    Despite the significant associations between TNF-α and TRAIL in our results, the use of a single top cytokine in predicting sPTB is limited, and the previous study using the specific candidate cytokines failed to accurately predict the risk for sPTB in asymptomatic women, with AUC ranged from 0.48 to 0.54 for IL-2, IL-6, TNF-α, GM-CSF, and IFN-g [35]. The differences in study design and statistical analyses can explain, to some extent, the discrepancy in results. The major cause was that the single cytokine failed to accurately predict sPTB. Although the unique biomarker such as fetal fibronectin has an overall accuracy in identifying the risk for sPTB, the systematic review suggested that further researches in different subset of women (symptomatic or asymptomatic) and at different gestational age are required to determine whether the combination of biomarkers can improve the prediction of sPTB [36]. In our study, introducing multiple cytokines to the predictive models considerably improved the predictive ability for sPTB than single risk factors such as TNF-α or TRAIL selected by conditional logistic regression. Cytokines with diverse functions operate in a complex, tightly regulated network, which control the Ticarcillin sodium function. In addition, multiple cytokines network can accurately predict the risk for sPTB than the single cytokine. As sPTB is a physiologically heterogeneous syndrome, it is linked to several molecular inflammatory mechanisms, which include cytokines and contraction-associated proteins [37]. Even with the relatively small sample size of the BMI categories, some interesting associations between multiple cytokines and maternal BMI were observed. Obvious differences were found in the effect of cytokine levels on sPTB depending on the level of pre-pregnancy BMI. AUC performance was better in the overweight women than in the normal and underweight women. Physiologically, pro-inflammatory cytokines such as TNF-α levels positively correlate with BMI [38], [39]. Jelliffe-Pawlowski et al. found that combined elevated TNF-α and hyperlipidemia result in early PTB, suggesting the potential role of obesity [40]. Although few studies have investigated the relationship between BMI, serum cytokines, and sPTB [41], the effect of BMI on cytokine levels could partially explain the improved predictive ability with BMI stratification. Our findings indicate that selected multiple cytokines are a useful marker for the detection of sPTB in overweight pregnant women. For the early prediction of sPTB in asymptomatic pregnant women, we investigated multiple cytokine patterns stratified on gestational age at sample collection with early, second, and third trimesters. Consequently, the AUC improved for the samples collected in the first trimester than those in second and third trimesters. Interestingly, we found that certain cytokines presented an inverse association in two models: for first trimester, IL-8 was negatively associated with sPTB, whereas for second and third trimesters, it was positively associated with sPTB. It suggested that the effect of certain cytokines dynamically changes during pregnancy.

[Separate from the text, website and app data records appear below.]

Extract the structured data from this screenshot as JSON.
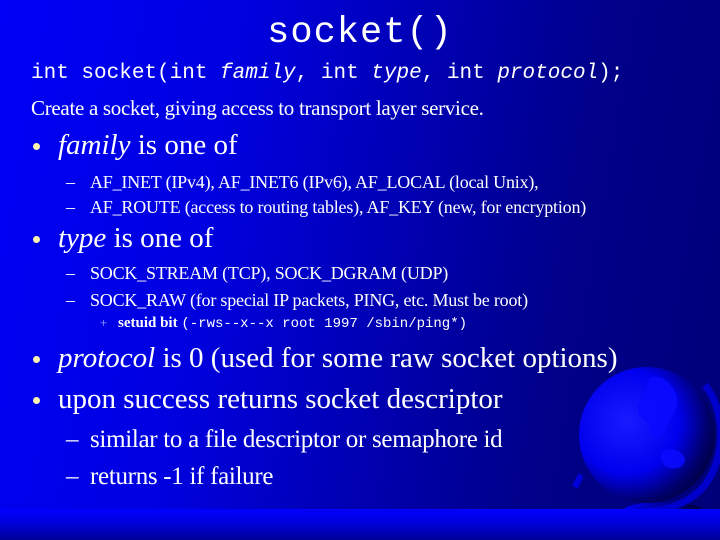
{
  "slide": {
    "title": "socket()",
    "prototype": {
      "p1": "int socket(int ",
      "a1": "family",
      "p2": ", int ",
      "a2": "type",
      "p3": ", int ",
      "a3": "protocol",
      "p4": ");"
    },
    "description": "Create a socket, giving access to transport layer service.",
    "bullets": [
      {
        "term": "family",
        "rest": " is one of",
        "subitems": [
          "AF_INET (IPv4), AF_INET6 (IPv6), AF_LOCAL (local Unix),",
          "AF_ROUTE (access to routing tables), AF_KEY (new, for encryption)"
        ]
      },
      {
        "term": "type",
        "rest": " is one of",
        "subitems": [
          "SOCK_STREAM (TCP), SOCK_DGRAM (UDP)",
          "SOCK_RAW (for special IP packets, PING, etc.  Must be root)"
        ],
        "subsub": {
          "label": "setuid bit",
          "code": "(-rws--x--x root 1997 /sbin/ping*)"
        }
      },
      {
        "term": "protocol",
        "rest": " is 0 (used for some raw socket options)"
      },
      {
        "text": "upon success returns socket descriptor",
        "subitems": [
          "similar to a file descriptor or semaphore id",
          "returns -1 if failure"
        ]
      }
    ],
    "dash_glyph": "–",
    "plus_glyph": "+",
    "decoration": "globe-icon",
    "colors": {
      "background_light": "#0000f6",
      "background_dark": "#000078",
      "text": "#ffffff",
      "bullet": "#fff3b0"
    }
  }
}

To date, only a few studies have investigated the longitudinal changes in the peripheral cytokines of sPTB during pregnancy [42]. Moreover, our findings were consistent with the previous studies. Both preterm and term labor have a “common pathway” of labor: increased uterine contraction, cervical dilatation, and chorioamniotic membranes rupture [43]. The switch of the myometrium from a quiescent to a contractile status is accompanied by the shift of the signal from anti-inflammatory to pro-inflammatory pathways, which include cytokines [37]. The next step involves the investigation of the upstream factors that cause the shift. We have also focused on the relationship between preterm birth and gestational age, and found that the markers are more predictive of preterm birth before 34 weeks’ gestation (marked by considerable neonatal morbidity) than the subsets preterm birth after 34 weeks’ gestation. Therefore, the multiple cytokines may be a useful biomarker to identify asymptomatic pregnant women at risk of more extreme sPTB, and also to determine whether further screening and clinical intervention are required.